• **Information provided**
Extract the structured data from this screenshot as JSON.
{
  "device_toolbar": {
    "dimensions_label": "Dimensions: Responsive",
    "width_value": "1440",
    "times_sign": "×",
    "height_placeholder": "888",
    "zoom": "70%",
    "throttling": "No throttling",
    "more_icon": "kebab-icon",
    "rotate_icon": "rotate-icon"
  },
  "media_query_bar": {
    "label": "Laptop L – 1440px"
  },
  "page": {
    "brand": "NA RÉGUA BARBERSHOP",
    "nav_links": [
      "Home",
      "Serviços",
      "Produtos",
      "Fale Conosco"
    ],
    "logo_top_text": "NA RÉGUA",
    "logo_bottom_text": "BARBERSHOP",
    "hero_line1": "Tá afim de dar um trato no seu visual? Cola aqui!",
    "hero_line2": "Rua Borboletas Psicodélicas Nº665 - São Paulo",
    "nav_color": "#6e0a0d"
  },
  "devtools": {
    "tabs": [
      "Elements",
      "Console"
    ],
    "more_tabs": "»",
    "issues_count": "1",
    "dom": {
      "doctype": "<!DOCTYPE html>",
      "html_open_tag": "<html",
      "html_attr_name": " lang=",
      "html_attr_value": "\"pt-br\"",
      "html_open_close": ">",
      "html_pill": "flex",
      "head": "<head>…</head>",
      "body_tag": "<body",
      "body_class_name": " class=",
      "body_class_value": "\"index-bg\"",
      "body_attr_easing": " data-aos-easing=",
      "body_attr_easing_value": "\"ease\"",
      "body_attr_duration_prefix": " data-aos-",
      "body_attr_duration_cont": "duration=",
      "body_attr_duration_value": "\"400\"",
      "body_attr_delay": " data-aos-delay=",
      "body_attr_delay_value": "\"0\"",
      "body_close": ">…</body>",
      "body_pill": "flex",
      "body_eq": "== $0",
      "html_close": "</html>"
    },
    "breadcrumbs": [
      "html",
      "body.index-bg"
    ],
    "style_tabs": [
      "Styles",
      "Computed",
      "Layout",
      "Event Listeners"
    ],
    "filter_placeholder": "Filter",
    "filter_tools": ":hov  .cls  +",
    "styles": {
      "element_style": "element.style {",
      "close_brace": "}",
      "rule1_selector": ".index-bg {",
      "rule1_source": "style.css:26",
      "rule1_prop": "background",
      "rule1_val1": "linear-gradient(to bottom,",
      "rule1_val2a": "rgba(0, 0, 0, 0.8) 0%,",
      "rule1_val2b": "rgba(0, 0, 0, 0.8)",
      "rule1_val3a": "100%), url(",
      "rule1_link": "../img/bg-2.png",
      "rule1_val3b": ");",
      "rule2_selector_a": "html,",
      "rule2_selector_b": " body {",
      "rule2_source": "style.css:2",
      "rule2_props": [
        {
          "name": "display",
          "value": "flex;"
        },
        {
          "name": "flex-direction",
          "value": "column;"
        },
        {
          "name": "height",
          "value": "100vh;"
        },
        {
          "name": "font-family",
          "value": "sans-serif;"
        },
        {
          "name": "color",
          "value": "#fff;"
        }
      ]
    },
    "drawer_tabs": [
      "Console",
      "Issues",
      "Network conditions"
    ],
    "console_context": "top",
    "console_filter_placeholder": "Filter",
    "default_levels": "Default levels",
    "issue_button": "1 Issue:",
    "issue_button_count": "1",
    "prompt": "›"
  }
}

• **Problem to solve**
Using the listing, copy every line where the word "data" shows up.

• **Expected answer**
Extract the structured data from this screenshot as JSON.
      "body_attr_easing": " data-aos-easing=",
      "body_attr_duration_prefix": " data-aos-",
      "body_attr_delay": " data-aos-delay=",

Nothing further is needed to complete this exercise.